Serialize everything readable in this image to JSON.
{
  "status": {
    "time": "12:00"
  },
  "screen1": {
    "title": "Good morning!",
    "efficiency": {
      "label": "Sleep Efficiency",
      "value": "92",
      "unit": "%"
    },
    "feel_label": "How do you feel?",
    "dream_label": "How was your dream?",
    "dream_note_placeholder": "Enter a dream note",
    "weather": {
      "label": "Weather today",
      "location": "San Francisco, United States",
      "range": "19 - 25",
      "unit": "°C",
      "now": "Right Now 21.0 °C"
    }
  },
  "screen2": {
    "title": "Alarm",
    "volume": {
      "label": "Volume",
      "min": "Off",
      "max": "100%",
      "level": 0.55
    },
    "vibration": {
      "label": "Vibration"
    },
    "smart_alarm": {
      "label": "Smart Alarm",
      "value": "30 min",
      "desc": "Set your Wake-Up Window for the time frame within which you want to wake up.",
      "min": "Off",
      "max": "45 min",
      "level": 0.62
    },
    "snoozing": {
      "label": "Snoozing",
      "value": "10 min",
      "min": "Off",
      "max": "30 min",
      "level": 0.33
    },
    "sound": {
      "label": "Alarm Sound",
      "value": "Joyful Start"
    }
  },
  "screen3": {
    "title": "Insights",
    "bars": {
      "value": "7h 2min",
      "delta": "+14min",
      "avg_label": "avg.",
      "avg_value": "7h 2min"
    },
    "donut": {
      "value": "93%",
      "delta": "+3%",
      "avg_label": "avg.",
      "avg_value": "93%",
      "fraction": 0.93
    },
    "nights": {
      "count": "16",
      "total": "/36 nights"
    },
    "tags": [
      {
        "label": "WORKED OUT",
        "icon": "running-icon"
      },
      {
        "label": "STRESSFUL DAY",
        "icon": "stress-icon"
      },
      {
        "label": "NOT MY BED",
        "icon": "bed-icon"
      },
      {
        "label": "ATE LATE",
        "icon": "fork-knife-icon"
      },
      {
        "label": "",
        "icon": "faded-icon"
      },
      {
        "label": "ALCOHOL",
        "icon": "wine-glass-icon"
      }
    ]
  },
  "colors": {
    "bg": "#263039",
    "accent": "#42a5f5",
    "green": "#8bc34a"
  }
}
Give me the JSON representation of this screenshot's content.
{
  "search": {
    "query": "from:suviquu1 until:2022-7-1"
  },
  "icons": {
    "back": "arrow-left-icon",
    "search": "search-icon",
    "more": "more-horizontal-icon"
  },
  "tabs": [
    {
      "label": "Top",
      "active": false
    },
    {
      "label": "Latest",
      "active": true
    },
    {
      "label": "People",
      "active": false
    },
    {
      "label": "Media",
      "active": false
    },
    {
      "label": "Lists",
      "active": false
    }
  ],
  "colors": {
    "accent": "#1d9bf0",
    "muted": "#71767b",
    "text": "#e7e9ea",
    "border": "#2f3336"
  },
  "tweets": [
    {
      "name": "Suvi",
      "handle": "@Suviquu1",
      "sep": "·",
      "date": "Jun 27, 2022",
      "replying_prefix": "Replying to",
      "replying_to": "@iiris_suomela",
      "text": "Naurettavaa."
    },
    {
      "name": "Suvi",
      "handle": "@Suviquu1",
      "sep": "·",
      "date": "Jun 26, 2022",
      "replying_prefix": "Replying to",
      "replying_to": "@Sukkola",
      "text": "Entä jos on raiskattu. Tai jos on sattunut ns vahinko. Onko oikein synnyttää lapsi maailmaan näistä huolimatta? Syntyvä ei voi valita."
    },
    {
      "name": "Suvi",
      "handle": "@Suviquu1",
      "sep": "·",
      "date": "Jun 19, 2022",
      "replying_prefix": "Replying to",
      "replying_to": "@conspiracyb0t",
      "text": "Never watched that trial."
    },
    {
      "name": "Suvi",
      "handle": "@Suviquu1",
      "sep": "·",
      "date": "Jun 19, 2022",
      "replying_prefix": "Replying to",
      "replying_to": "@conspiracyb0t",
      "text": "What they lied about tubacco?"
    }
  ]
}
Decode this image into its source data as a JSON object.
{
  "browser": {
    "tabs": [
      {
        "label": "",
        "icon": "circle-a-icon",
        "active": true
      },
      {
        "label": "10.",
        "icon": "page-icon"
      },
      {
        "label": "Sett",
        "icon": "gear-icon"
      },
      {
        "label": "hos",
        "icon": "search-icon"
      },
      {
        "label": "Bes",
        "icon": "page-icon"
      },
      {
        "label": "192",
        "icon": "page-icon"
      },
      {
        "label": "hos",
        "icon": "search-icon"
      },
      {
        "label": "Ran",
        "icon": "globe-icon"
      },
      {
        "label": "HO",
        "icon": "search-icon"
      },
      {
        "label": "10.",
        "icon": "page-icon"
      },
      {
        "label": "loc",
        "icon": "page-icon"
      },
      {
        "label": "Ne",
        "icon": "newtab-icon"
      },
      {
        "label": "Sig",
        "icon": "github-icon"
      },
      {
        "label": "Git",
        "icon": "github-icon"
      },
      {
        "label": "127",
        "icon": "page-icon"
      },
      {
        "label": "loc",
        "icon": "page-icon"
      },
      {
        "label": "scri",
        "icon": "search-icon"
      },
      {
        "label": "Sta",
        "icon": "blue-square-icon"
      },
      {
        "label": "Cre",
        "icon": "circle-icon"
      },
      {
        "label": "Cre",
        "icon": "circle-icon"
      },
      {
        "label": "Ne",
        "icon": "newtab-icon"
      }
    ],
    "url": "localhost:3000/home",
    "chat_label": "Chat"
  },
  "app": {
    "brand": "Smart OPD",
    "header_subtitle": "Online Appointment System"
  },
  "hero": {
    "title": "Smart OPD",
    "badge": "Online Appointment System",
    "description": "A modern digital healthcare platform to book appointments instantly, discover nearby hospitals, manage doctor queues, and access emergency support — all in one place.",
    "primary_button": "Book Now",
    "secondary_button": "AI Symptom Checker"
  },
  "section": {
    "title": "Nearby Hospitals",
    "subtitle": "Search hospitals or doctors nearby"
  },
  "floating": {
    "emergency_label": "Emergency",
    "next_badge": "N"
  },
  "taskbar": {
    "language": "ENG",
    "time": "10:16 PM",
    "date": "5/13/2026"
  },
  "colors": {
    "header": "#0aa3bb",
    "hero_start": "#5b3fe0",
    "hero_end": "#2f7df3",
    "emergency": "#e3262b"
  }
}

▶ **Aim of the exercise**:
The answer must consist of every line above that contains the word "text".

▶ **Finished task**:
    "text": "#e7e9ea",
      "text": "Naurettavaa."
      "text": "Entä jos on raiskattu. Tai jos on sattunut ns vahinko. Onko oikein synnyttää lapsi maailmaan näistä huolimatta? Syntyvä ei voi valita."
      "text": "Never watched that trial."
      "text": "What they lied about tubacco?"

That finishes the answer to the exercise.